*What to work on*
All lines with the word "records" are to be found and copied from the listing.

*Recorded data*
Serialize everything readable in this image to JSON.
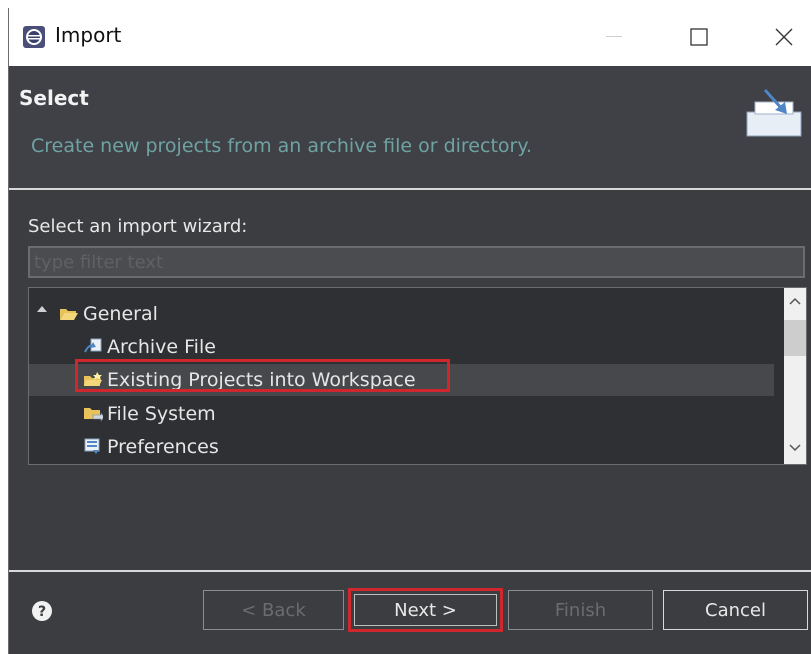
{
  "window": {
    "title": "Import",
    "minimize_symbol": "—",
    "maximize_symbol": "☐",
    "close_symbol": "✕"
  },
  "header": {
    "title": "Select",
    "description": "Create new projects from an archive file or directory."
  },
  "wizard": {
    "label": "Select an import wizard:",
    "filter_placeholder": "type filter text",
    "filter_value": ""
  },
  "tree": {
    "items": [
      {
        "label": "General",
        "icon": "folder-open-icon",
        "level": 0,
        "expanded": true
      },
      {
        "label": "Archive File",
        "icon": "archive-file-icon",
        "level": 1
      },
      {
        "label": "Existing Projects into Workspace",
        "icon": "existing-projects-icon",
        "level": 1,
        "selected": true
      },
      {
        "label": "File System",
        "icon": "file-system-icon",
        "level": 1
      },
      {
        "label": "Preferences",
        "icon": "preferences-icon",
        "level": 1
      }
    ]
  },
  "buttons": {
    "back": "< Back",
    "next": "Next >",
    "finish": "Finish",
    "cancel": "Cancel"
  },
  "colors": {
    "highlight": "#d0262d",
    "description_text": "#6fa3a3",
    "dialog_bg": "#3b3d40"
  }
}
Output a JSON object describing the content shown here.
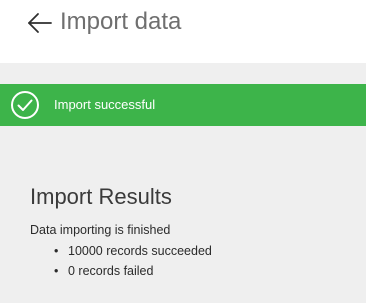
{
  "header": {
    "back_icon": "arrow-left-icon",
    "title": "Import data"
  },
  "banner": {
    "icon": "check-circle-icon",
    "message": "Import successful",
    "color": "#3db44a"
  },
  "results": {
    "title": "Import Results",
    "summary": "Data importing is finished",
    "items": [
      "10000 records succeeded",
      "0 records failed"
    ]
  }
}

*Your response*
      "10000 records succeeded",
      "0 records failed"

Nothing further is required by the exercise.